  3. Serve garnished with sliced jalapeno, cheddar cheese or sour cream and with a side of homemade cornbread or tortilla chips.

Stop the Insanity Meatloaf

“I’m talkin’ ’bout meatloaf, I’m a meatloaf lover
I’ll tell you brother, yeah, don’t need no other
Talkin’ ’bout meatloaf, meatloaf lover
Warms you from the inside like it’s made by your mother.”
~Phineas and Ferb (the Meatloaf Festival episode)

We all lead busy lives, there’s no denying that. If your life is like mine then there’s no doubt one day out of the week that’s your non-stop crazy day. For me that day is Wednesday.

Here’s how my Wednesday’s go: Up and out the door to get my son to school for 8:30; drive across town to get my daughter to nursery school by 9:00; run to the grocery store and then home to clean up from breakfast, do laundry, deal with the dog, straighten up the house and eat bonbons on the couch while catching up on my shows (yeah, imagine!). Head back across town to pick up my daughter and take her to dance class (try to talk her into using the ladies room before changing into her leotard, lose that battle and instead take her during the middle of class— it happens every week!); change her back into her clothes and tell her that next week she has to pee before class (to which she heartily agrees). Drive back home for an hour before heading out the door to pick my son up from school at 3:30. Deep breath… Come home from school (after having the weekly “No you can’t stay to skateboard or play wall ball today because you have basketball” conversation); give the boy a quick snack and have him change his clothes before heading back to school for basketball practice (which also entails dragging a crying little girl who wants to stay and play basketball too, back to the car); only to turn around an hour later to pick him back up from practice.

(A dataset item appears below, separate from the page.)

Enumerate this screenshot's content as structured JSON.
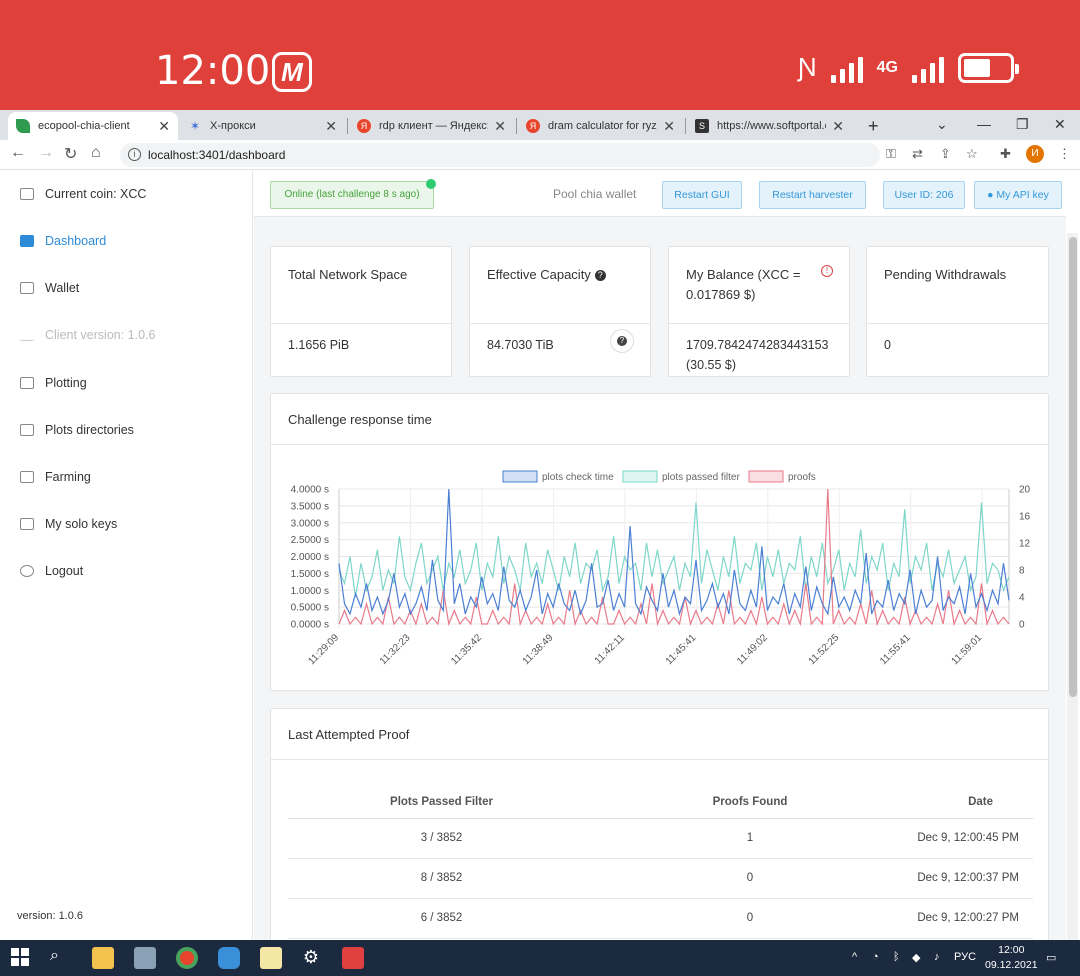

But hold on, we’re not done yet… Yes we’re finally home for the night but dinner still needs to be made and consumed, homework needs to be completed, lunch needs to be packed, baths/showers need to be taken and tv/ipod/ipad/relaxation time needs to be had before the bedtime bell rings. (You probably won’t be surprised to hear that I go to bed when the kids do.) So what do I serve for dinner after a crazy day like this? Something I can make ahead, something that can be cooking while I’m still busy running around and something that everyone will eat without complaint. Something like… meatloaf.

We all have a meatloaf recipe, some great and some not so hot. My go-to recipe calls for ground turkey, chunky corn & bean salsa, oatmeal, fresh onion and some spices— and it’s a plate cleaner every time! It may not be pretty (but then most meatloaf isn’t) but it is delicious right out of the oven or between a couple of slices of bread a few days later.

Turkey Meatloaf with Salsa
I use a mild chunky corn and bean salsa for this recipe, but you should feel free to use whatever type you prefer.

2 1/2 lbs. ground turkey
1 cup onion, diced
1/2 cup rolled oats
1/2 cup bread crumbs
1 cup chunky salsa
1 tsp. garlic powder
1/4 tsp. salt and pepper
1/2 tsp. smoked paprika
4 tsp. olive oil, divided

  1. Preheat oven to 350°F. In a large bowl mix together 2 tsp. of olive oil, the ground turkey and all the remaining ingredients.
  2. Coat the bottom of a baking dish with the remaining 2 tsp. of oil. Add the turkey mixture and mold into a loaf shape. Bake for an hour 15 minutes or until the internal temperature reaches 165°F.
  3. Remove from the oven and allow to sit for 5 minutes before slicing.